__TASK OBJECTIVE__:
From the records below, please return each line that holds the word "slogan".

Top of PROVIDED RECORDS

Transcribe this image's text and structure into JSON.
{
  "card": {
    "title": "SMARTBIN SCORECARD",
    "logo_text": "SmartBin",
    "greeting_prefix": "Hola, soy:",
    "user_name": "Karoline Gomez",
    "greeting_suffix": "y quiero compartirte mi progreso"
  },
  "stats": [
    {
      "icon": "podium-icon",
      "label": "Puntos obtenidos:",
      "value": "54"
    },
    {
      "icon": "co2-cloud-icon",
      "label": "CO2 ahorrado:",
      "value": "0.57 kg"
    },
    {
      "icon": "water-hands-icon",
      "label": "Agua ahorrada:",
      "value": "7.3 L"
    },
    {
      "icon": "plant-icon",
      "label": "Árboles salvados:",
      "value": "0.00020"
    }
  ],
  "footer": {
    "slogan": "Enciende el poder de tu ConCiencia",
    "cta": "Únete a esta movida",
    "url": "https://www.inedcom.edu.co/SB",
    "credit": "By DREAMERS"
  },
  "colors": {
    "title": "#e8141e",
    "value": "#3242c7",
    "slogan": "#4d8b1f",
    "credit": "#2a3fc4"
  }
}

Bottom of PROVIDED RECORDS

__OUTPUT FOR THIS EXERCISE__:
    "slogan": "Enciende el poder de tu ConCiencia",
    "slogan": "#4d8b1f",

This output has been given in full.